Top /r/MachineLearning Posts, Feb 8-14: Automating Tinder, Statistics and Machine Learning

Automating Tinder with Eigenfaces, statistics lessons in big data analysis, an upcoming AMA, the basics of PCA, and neural network programming in Python are all topics covered in the last week on Reddit.

By Grant Marshall.

Tinderbox message tree This week on /r/MachineLearning there are some interesting posts ranging from applications to dating apps, an AMA announcement, and tutorials on practical ML.

1. Automating Tinder with Eigenfaces +192

This post explores using Eigenfaces in the context of Tinder, the dating app. (also published on KDnuggets: Tinderbox: Automating Romance with Tinder and Eigenfaces)
In it, the author creates a system that automatically interacts with the Tinder app using k-nearest neighbors on an Eigenface of the user’s preferred match to decide who to match with. All of the code is open source, so feel free to peruse it here.

2. 10 things statistics taught us about big data analysis (or machine learning) +82

This post actually links back to KDnuggets. This post details how lessons from statistics apply well to big data analysis, and if you missed it when it was posted last week, be sure to give it a read.

3. Juergen Schmidhuber will be doing an AMA in /r/MachineLearning on March 4 10AM EST +82

This is an announcement for the upcoming AMA (ask me anything) with Juergen Schmidhuber. He is the director of the Swiss AI Lab IDSIA and a professor of AI at the University of Lugano. If you have any questions for him, visit on March 4th and get a chance to engage with him!

4. Principal Component Analysis explained visually +65
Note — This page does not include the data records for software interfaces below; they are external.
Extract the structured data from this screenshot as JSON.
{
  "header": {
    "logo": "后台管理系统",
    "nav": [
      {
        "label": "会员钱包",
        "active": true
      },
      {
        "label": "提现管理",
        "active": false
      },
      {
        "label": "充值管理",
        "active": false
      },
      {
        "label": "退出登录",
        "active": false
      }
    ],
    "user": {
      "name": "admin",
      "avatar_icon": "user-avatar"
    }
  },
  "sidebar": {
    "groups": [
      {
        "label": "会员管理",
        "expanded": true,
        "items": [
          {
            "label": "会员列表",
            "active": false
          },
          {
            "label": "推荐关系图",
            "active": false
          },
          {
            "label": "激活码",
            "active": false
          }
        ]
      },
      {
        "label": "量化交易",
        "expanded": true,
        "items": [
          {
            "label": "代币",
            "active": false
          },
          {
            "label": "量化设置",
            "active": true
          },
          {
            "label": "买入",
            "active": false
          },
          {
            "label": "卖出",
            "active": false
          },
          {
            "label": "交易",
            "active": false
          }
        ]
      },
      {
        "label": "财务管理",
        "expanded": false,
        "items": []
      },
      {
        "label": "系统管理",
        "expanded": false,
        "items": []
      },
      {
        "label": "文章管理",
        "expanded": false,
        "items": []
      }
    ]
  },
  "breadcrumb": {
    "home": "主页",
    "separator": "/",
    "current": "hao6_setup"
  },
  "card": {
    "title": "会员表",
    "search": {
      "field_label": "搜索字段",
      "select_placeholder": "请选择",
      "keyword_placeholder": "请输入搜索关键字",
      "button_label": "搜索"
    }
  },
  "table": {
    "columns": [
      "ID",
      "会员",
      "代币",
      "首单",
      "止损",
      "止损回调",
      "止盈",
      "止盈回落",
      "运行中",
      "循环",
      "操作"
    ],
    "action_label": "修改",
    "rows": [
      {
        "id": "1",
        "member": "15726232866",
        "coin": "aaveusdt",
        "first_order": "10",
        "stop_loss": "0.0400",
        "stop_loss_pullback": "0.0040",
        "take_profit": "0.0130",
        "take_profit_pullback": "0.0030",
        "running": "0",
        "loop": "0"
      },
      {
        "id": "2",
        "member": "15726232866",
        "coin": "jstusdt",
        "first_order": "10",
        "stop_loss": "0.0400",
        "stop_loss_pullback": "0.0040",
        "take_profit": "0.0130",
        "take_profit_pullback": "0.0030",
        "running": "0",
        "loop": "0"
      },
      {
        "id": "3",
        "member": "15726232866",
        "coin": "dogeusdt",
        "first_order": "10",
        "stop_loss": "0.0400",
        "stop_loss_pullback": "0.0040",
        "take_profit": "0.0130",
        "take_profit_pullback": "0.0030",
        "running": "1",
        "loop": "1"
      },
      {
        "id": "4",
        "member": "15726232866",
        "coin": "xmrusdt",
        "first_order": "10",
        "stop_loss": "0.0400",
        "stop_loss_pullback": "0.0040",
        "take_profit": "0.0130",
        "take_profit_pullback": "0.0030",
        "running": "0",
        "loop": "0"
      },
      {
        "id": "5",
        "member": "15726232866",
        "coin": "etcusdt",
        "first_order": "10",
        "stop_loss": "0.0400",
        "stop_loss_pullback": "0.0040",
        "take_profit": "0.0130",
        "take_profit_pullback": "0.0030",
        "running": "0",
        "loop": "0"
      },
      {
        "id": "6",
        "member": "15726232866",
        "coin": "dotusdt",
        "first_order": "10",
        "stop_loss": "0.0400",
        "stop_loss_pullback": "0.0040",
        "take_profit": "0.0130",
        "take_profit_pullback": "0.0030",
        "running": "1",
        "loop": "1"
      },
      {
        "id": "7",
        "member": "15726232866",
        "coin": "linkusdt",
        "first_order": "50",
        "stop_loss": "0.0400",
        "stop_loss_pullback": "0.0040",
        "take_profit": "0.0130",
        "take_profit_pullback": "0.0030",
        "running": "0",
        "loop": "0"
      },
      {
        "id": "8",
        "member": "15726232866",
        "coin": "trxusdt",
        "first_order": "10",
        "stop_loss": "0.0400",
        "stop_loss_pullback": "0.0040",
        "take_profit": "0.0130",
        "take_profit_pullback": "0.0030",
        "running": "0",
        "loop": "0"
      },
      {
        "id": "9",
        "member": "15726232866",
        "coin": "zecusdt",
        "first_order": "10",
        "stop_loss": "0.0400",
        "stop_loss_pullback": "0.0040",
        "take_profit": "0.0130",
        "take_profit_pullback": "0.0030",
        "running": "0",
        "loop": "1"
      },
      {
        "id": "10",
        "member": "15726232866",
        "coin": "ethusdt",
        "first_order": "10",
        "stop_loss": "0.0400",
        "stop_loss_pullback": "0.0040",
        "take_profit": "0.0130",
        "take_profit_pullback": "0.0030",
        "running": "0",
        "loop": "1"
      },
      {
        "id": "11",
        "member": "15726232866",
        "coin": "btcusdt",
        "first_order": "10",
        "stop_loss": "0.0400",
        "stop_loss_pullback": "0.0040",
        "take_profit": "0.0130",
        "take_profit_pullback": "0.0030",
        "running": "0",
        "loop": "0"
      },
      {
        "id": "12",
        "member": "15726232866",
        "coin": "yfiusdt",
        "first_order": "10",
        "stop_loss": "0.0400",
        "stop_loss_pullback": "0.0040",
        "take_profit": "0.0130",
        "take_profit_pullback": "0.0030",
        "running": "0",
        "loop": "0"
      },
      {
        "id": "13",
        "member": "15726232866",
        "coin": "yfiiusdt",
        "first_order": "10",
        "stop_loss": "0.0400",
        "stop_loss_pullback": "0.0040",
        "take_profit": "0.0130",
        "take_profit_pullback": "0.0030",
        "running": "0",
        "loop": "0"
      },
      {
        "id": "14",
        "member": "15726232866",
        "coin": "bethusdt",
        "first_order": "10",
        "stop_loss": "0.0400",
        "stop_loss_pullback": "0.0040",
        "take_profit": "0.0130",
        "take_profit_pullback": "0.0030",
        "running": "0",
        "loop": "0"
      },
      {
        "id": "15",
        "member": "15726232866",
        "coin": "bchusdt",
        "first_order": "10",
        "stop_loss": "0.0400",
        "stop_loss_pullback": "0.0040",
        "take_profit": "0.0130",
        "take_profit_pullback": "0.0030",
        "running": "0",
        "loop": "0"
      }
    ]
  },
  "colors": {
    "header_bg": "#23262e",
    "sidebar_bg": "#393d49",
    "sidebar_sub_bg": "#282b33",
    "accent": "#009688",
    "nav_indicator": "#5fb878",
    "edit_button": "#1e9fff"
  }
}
This article goes through and explain PCA primarily through visual aids. If you find that this helps you learn, I’d recommend the article as a good introduction to the topic.

5. A very gentle tutorial on a very basic neural network in python. +64

This tutorial introduces the topic of neural networks using numpy in Python. This can teach you the very basics of neural networks and connect those basics to some code. If you like to learn theoretical topics alongside the code, this is a good start.